One of my other questions was how often you’d have to get it done, and would you be stuck in a cycle of having to get it done all the time? It all depends on what you are trying to improve with laser resurfacing. Wheaton says it can be done once a year or more depending on the type of settings chosen. “Collagen production peaks at about six to seven months, and plateaus for another six to 12 months. Then production starts to fall off. At that time, another treatment can be performed,” he explains.
You might need to get the procedure done yearly to erase accumulated sun damage and tighten the skin, Hartman adds. But in some cases, you might not need the treatment again. “When used for acne scarring, stretch marks, and keloids, a series of treatments is usually necessary to achieve the result, and then no more treatments are necessary,” he says.
Hartman says because the chromophore for all resurfacing lasers is water, he asks patients to hydrate enough in advance of the procedure. “Since these procedures are among those with the longest downtimes after the treatment, I give my patients the aftercare instructions at the time of the consultation so that they can adequately prepare,” he adds.
Wheaton advises patients to avoid the sun and use appropriate skin creams in the lead-up to their appointment. “Creams that build collagen, like from TNS, Alastin, and SkinBetter, are great collagen-prep creams and can be used to assist in prolonging collagen production. Antioxidants like C E Ferulic and Alto Defense are great, as are the post-treatment creams by SkinMedica.”
During the treatment, you will probably experience some discomfort. “Although the skin is prepped with potent topical numbing cream, there can still be a sensation of heat associated with all resurfacing procedures,” Hartman says. “Sometimes a mild sedative, like alprazolam or nitrous oxide may be given to help ease the discomfort. The skin is vulnerable after the treatment as it heals, but the pain is usually associated with the treatment itself.”
After the treatment, Wheaton says patients might experience sun sensitivity and their skin might be a mild pink hue for several weeks or less (depending on how aggressive the treatment was).
To help with any discomfort, make sure you follow your provider’s aftercare instructions. Hartman says emollient ointments, topical steroids, and mineral sunscreen are important as the skin heals post-treatment. And you can also use ice packs to help with swelling.
Since laser skin resurfacing is a big procedure, I wondered if there were skincare products that could achieve similar results. I had an idea that no product could mimic what you can get with a legit procedure, but I was curious to see if people with milder skin concerns could get away with just using good products. I mean, after all, it’s not exactly the cheapest treatment—according to the American Society of Plastic Surgeons, the average cost could be $2509 for ablative and $1445 for non-ablative.

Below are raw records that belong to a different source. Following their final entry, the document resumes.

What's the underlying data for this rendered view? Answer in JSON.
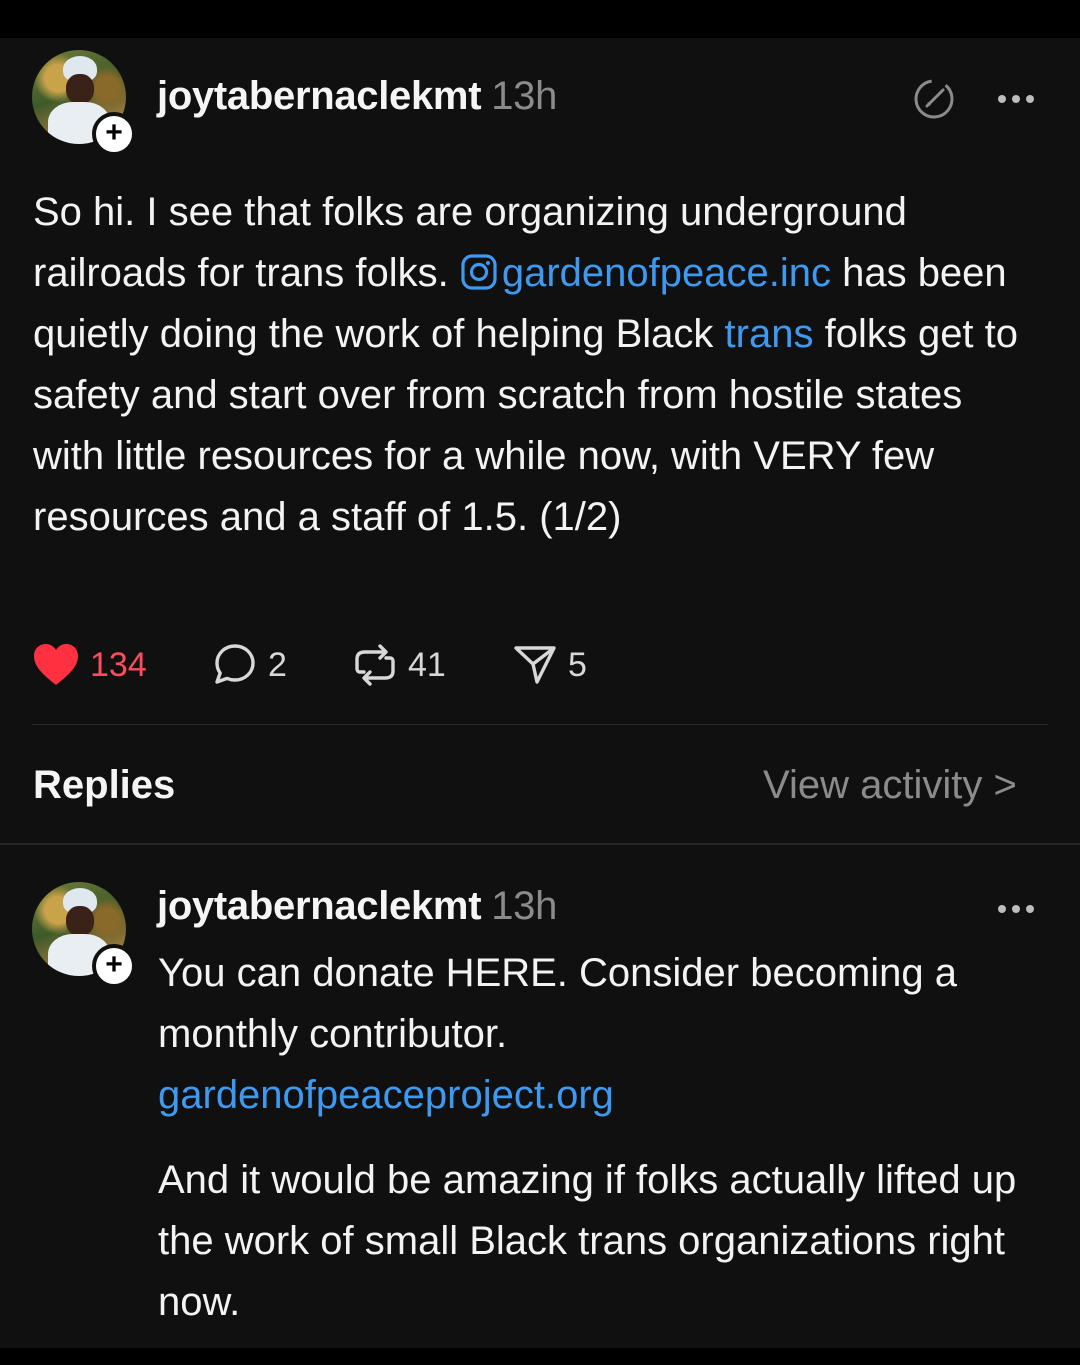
{
  "post": {
    "username": "joytabernaclekmt",
    "time": "13h",
    "text_1": "So hi. I see that folks are organizing underground railroads for trans folks. ",
    "mention": "gardenofpeace.inc",
    "text_2": " has been quietly doing the work of helping Black ",
    "link_trans": "trans",
    "text_3": " folks get to safety and start over from scratch from hostile states with little resources for a while now, with VERY few resources and a staff of 1.5. (1/2)",
    "likes": "134",
    "replies": "2",
    "reposts": "41",
    "shares": "5"
  },
  "section": {
    "replies_label": "Replies",
    "view_activity": "View activity",
    "chevron": ">"
  },
  "reply": {
    "username": "joytabernaclekmt",
    "time": "13h",
    "text_1": "You can donate HERE. Consider becoming a monthly contributor.",
    "link": "gardenofpeaceproject.org",
    "text_2": "And it would be amazing if folks actually lifted up the work of small Black trans organizations right now."
  },
  "icons": {
    "badge": "plus-icon",
    "edited": "edit-icon",
    "more": "more-icon",
    "like": "heart-icon",
    "comment": "comment-icon",
    "repost": "repost-icon",
    "share": "share-icon",
    "mention": "instagram-icon"
  },
  "colors": {
    "background": "#101010",
    "link": "#3e99f0",
    "like": "#ff3040",
    "muted": "#8b8b8b"
  }
}
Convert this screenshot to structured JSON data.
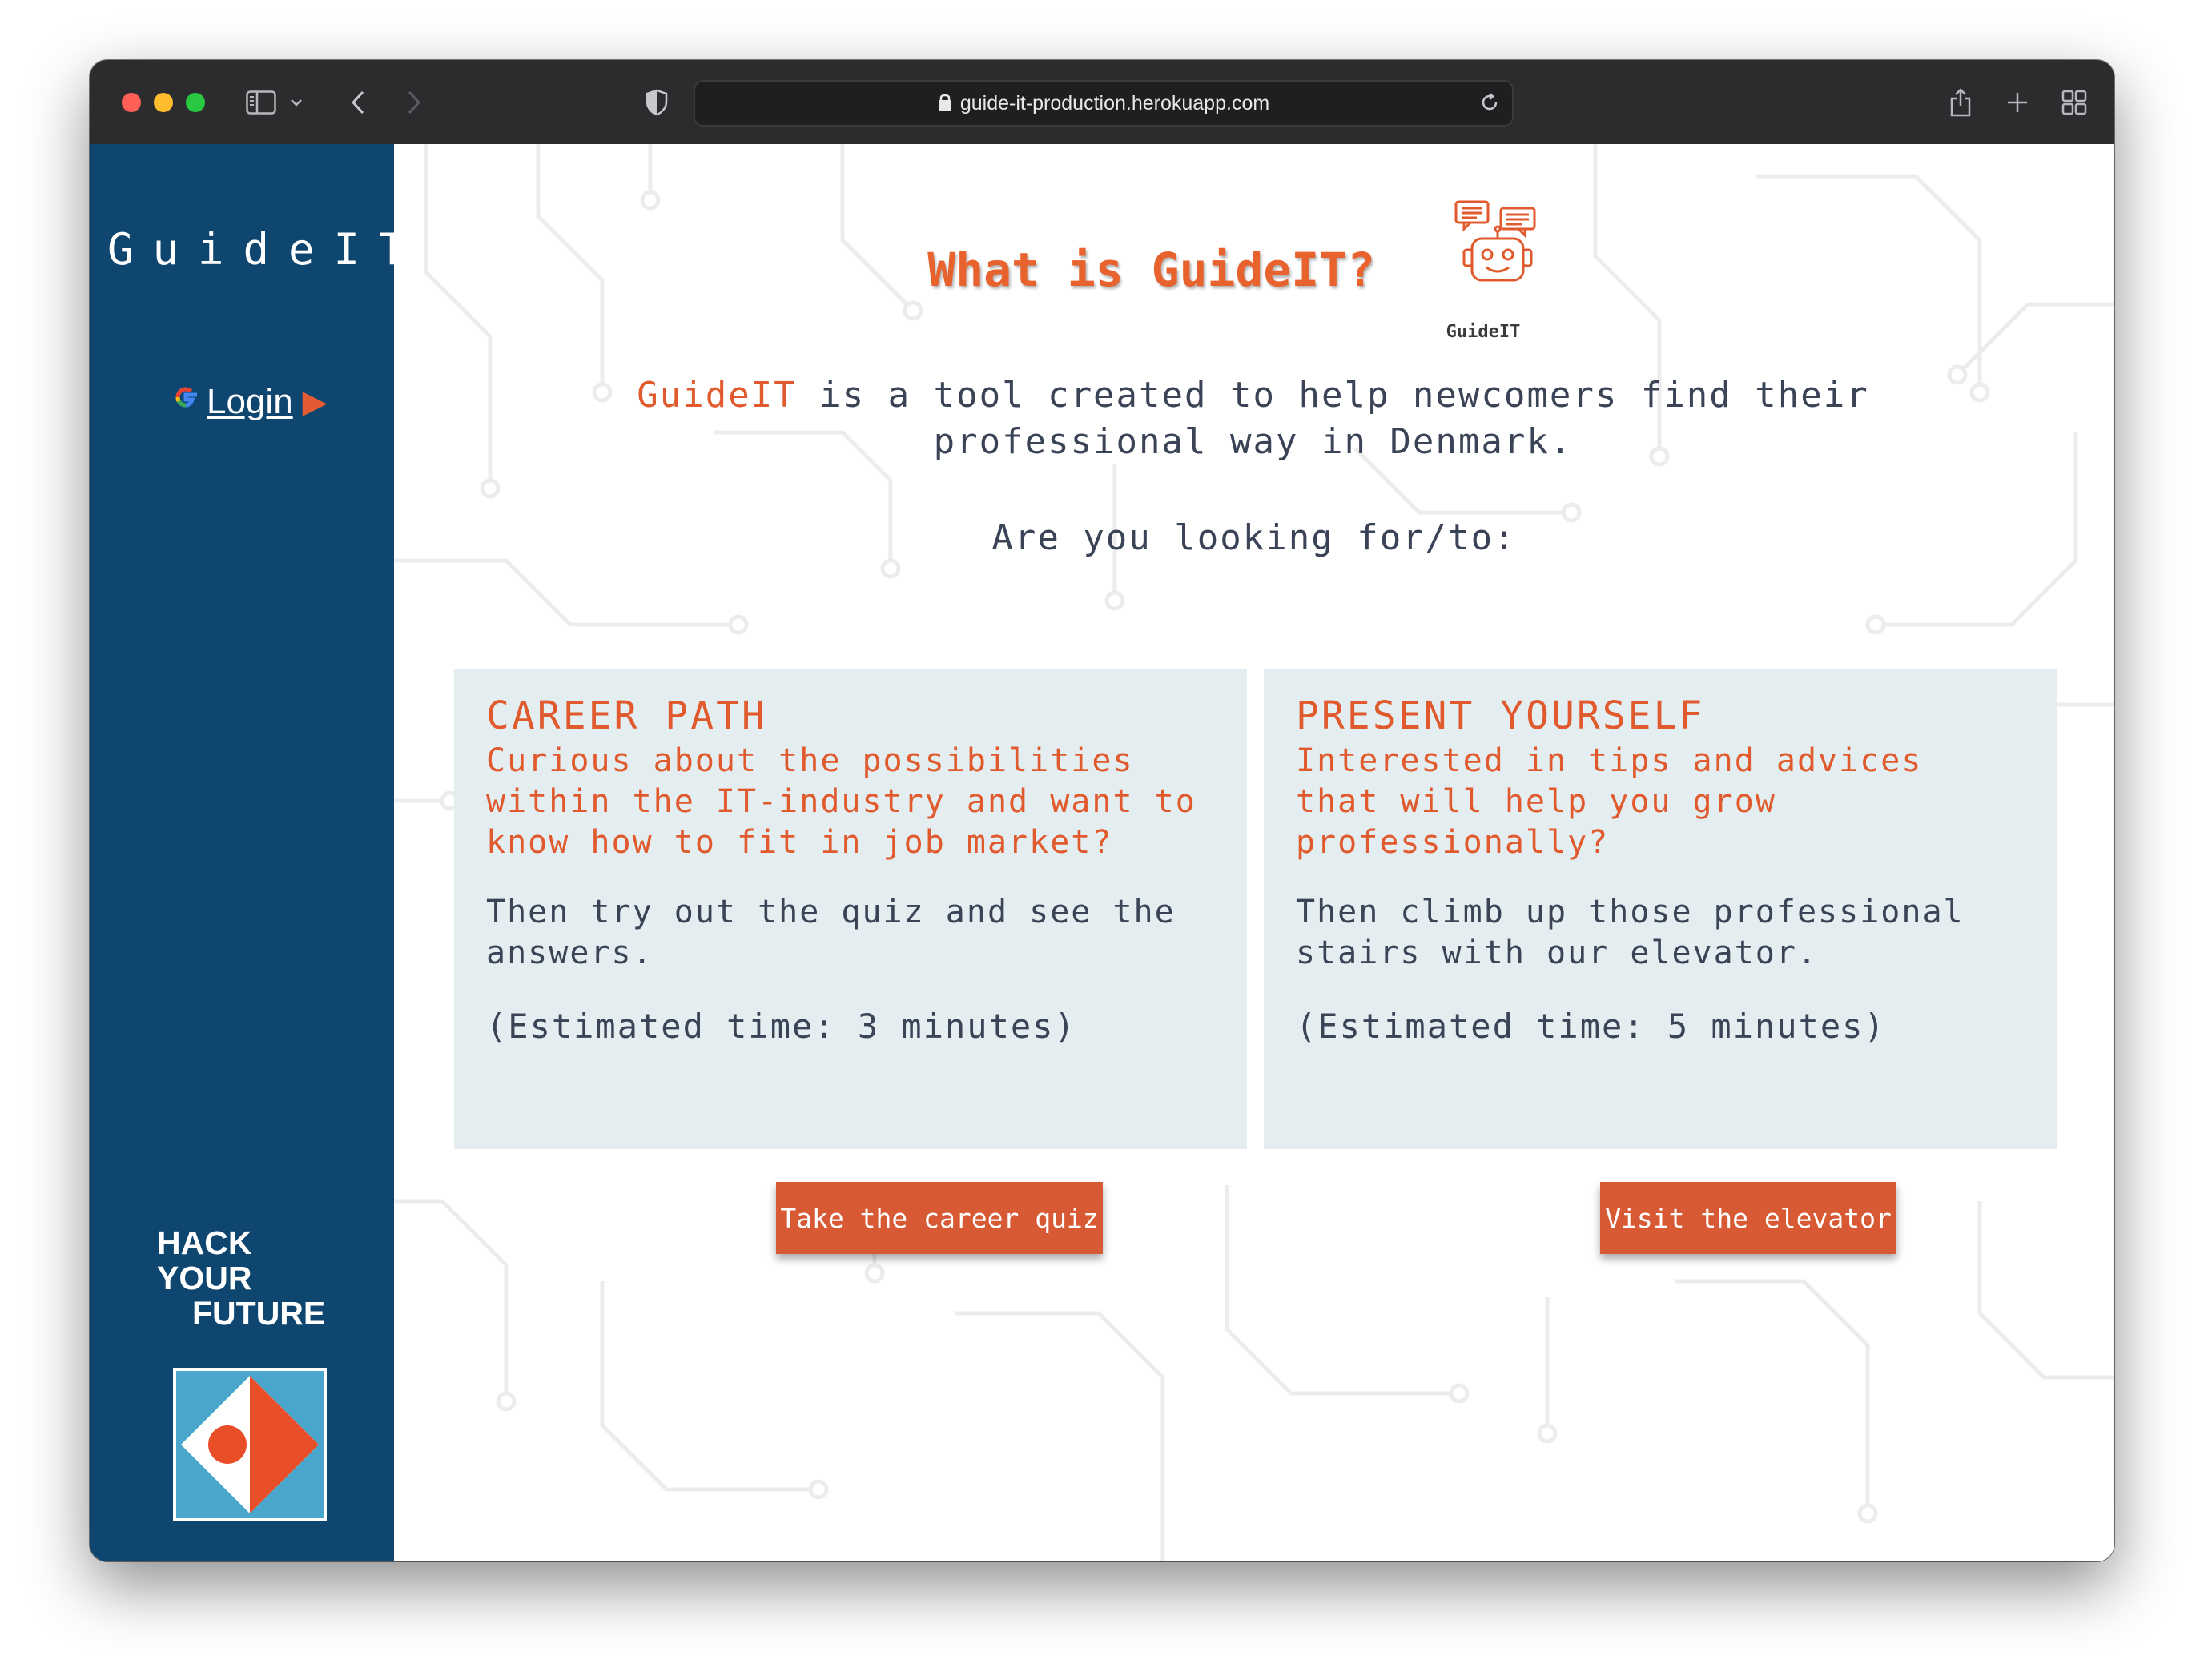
{
  "browser": {
    "url": "guide-it-production.herokuapp.com"
  },
  "sidebar": {
    "brand": "GuideIT",
    "login_label": "Login",
    "login_arrow": "▶",
    "partner_line1": "HACK",
    "partner_line2": "YOUR",
    "partner_line3": "FUTURE"
  },
  "main": {
    "title": "What is GuideIT?",
    "bot_caption": "GuideIT",
    "intro_highlight": "GuideIT",
    "intro_rest": " is a tool created to help newcomers find their professional way in Denmark.",
    "question": "Are you looking for/to:",
    "cards": [
      {
        "title": "CAREER PATH",
        "subtitle": "Curious about the possibilities within the IT-industry and want to know how to fit in job market?",
        "body": "Then try out the quiz and see the answers.",
        "time": "(Estimated time: 3 minutes)",
        "button": "Take the career quiz"
      },
      {
        "title": "PRESENT YOURSELF",
        "subtitle": "Interested in tips and advices that will help you grow professionally?",
        "body": "Then climb up those professional stairs with our elevator.",
        "time": "(Estimated time: 5 minutes)",
        "button": "Visit the elevator"
      }
    ]
  },
  "colors": {
    "sidebar": "#0f4670",
    "accent": "#e05a2e",
    "button": "#d85a35",
    "card": "#e4eef0",
    "text": "#3b4457"
  },
  "icons": [
    "sidebar-toggle-icon",
    "chevron-down-icon",
    "back-icon",
    "forward-icon",
    "shield-icon",
    "lock-icon",
    "reload-icon",
    "share-icon",
    "new-tab-icon",
    "tab-overview-icon",
    "google-icon",
    "chatbot-icon",
    "hack-your-future-logo"
  ]
}
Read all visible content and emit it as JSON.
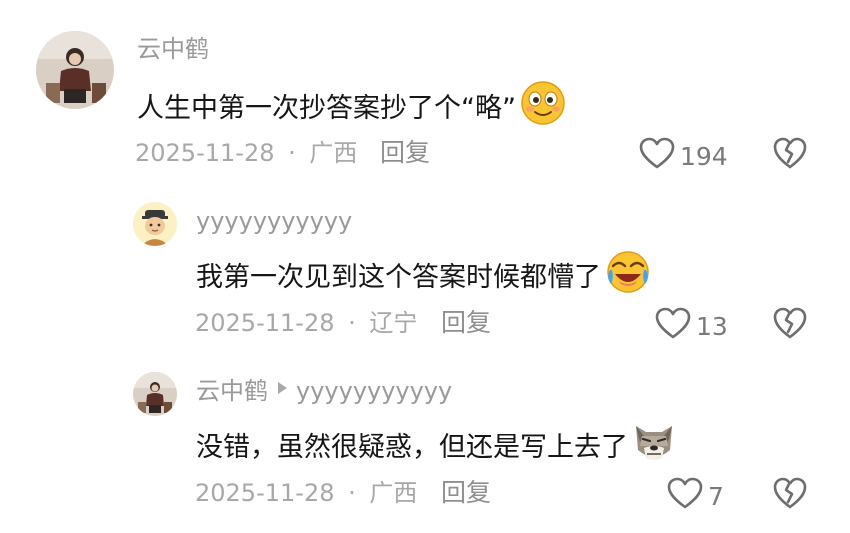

Well, it turns out, there’s no OTC product that can get even close to those results. Both experts called it the “gold standard.” “There are no skincare products, OTC or otherwise, that will yield the results of laser resurfacing,” Hartman reiterated. “Laser resurfacing is the gold standard for skin tightening and correction of pigment. There is downtime for a reason. The results are worth it.”
Well, there you have it. My advice if you’re intrigued by all of this? Talk to your dermatologist to see if you’re a good candidate and what your options are. And do more research!